Repeat every record below exactly, but leave out any pictures.

─── AVAILABLE DATA

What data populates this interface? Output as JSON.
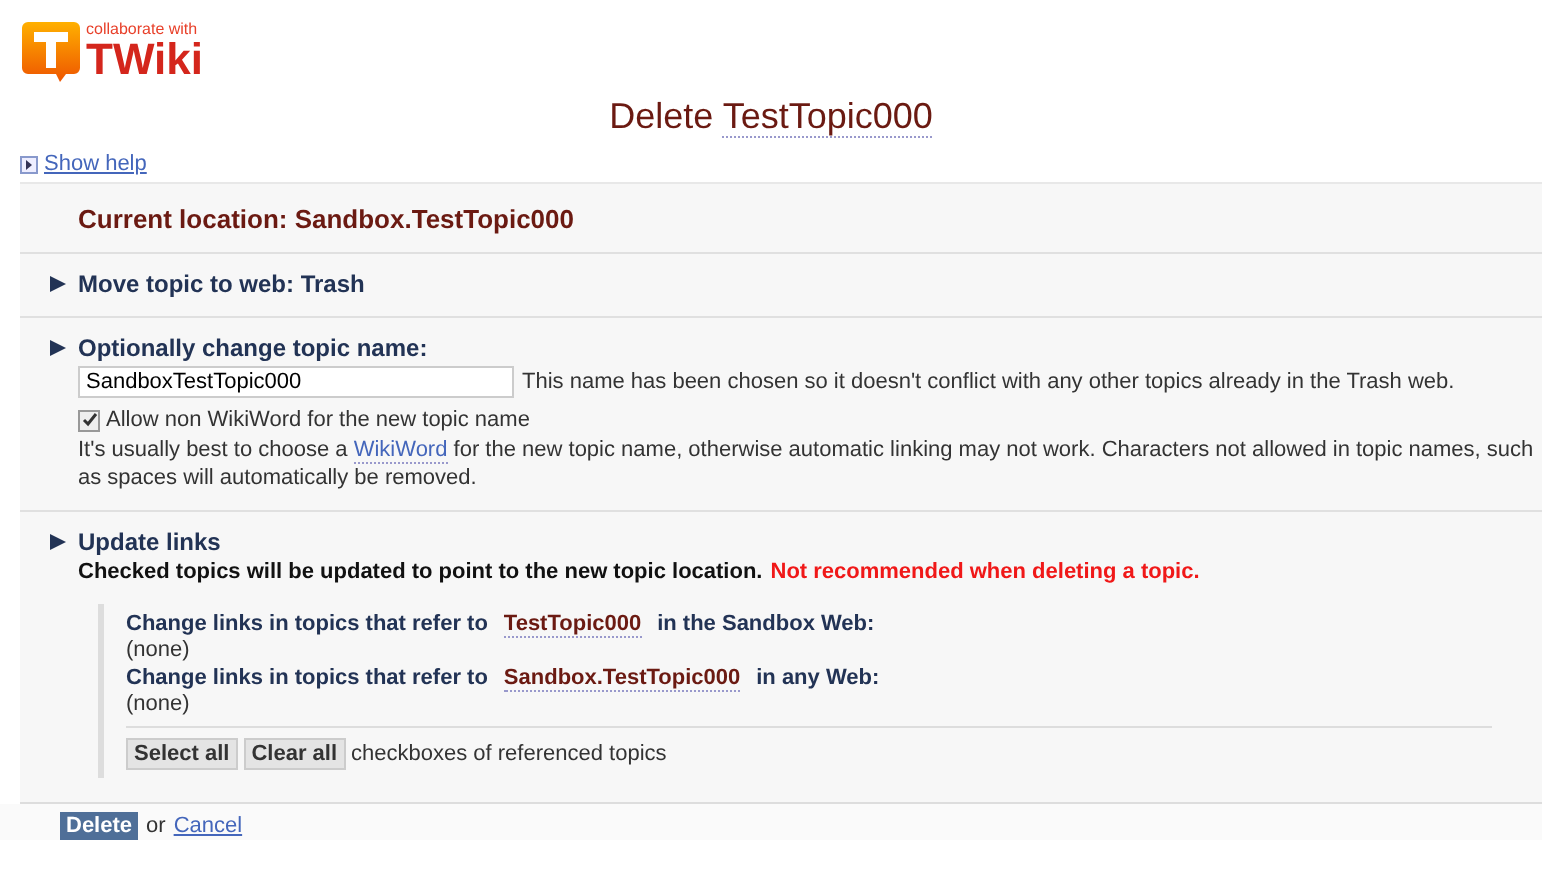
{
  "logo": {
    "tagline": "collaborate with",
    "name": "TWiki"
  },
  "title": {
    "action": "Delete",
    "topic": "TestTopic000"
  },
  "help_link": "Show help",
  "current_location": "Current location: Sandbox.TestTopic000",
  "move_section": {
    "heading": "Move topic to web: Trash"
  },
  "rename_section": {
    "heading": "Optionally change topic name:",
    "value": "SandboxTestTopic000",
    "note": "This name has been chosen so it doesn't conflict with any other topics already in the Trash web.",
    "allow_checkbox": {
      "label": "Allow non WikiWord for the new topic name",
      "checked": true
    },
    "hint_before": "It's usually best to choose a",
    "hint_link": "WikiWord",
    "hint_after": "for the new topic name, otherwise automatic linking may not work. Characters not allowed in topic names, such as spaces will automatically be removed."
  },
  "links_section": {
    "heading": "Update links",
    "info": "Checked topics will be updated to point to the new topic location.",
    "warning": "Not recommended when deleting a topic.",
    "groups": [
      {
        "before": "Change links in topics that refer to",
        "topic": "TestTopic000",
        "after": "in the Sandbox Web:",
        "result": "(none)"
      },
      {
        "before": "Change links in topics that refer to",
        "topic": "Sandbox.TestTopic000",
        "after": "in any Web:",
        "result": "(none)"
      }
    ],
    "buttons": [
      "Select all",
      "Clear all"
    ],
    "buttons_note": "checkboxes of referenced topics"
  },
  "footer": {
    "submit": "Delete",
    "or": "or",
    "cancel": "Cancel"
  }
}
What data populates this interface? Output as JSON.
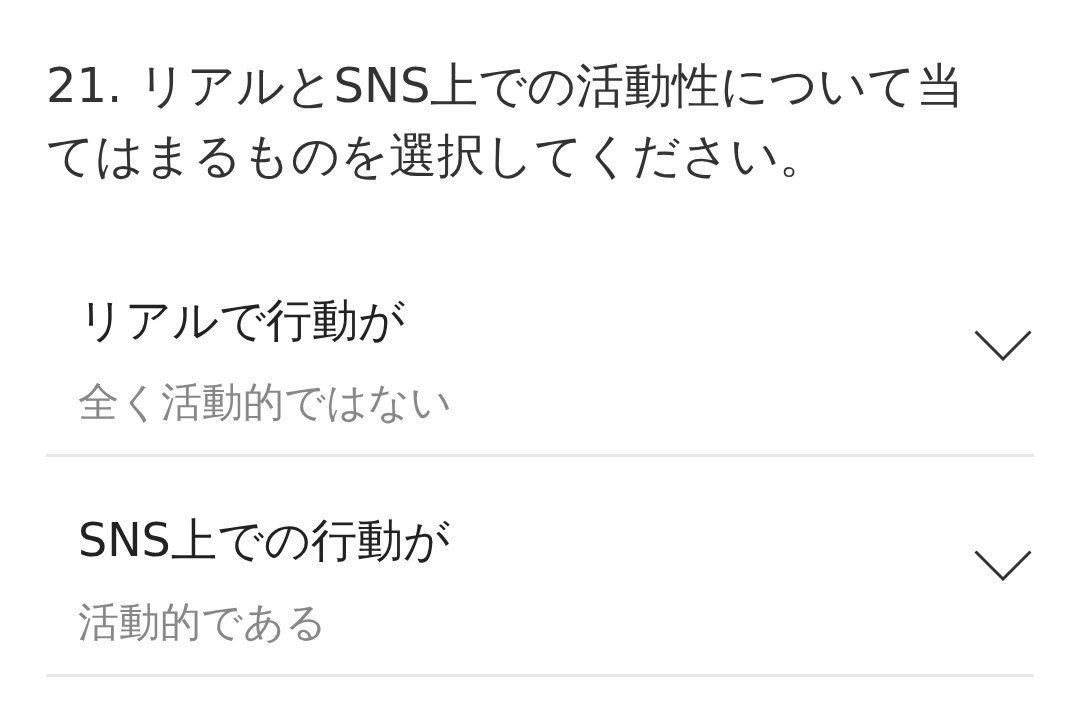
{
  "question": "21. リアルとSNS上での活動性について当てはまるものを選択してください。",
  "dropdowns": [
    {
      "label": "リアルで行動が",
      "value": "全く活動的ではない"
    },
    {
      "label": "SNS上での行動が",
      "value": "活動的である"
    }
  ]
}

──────

EXERCISE OUTPUT
What data populates this interface? Output as JSON.
{
  "logo": {
    "tagline": "collaborate with",
    "name": "TWiki"
  },
  "title": {
    "action": "Delete",
    "topic": "TestTopic000"
  },
  "help_link": "Show help",
  "current_location": "Current location: Sandbox.TestTopic000",
  "move_section": {
    "heading": "Move topic to web: Trash"
  },
  "rename_section": {
    "heading": "Optionally change topic name:",
    "value": "SandboxTestTopic000",
    "note": "This name has been chosen so it doesn't conflict with any other topics already in the Trash web.",
    "allow_checkbox": {
      "label": "Allow non WikiWord for the new topic name",
      "checked": true
    },
    "hint_before": "It's usually best to choose a",
    "hint_link": "WikiWord",
    "hint_after": "for the new topic name, otherwise automatic linking may not work. Characters not allowed in topic names, such as spaces will automatically be removed."
  },
  "links_section": {
    "heading": "Update links",
    "info": "Checked topics will be updated to point to the new topic location.",
    "warning": "Not recommended when deleting a topic.",
    "groups": [
      {
        "before": "Change links in topics that refer to",
        "topic": "TestTopic000",
        "after": "in the Sandbox Web:",
        "result": "(none)"
      },
      {
        "before": "Change links in topics that refer to",
        "topic": "Sandbox.TestTopic000",
        "after": "in any Web:",
        "result": "(none)"
      }
    ],
    "buttons": [
      "Select all",
      "Clear all"
    ],
    "buttons_note": "checkboxes of referenced topics"
  },
  "footer": {
    "submit": "Delete",
    "or": "or",
    "cancel": "Cancel"
  }
}
What data populates this interface? Output as JSON.
{
  "question": "21. リアルとSNS上での活動性について当てはまるものを選択してください。",
  "dropdowns": [
    {
      "label": "リアルで行動が",
      "value": "全く活動的ではない"
    },
    {
      "label": "SNS上での行動が",
      "value": "活動的である"
    }
  ]
}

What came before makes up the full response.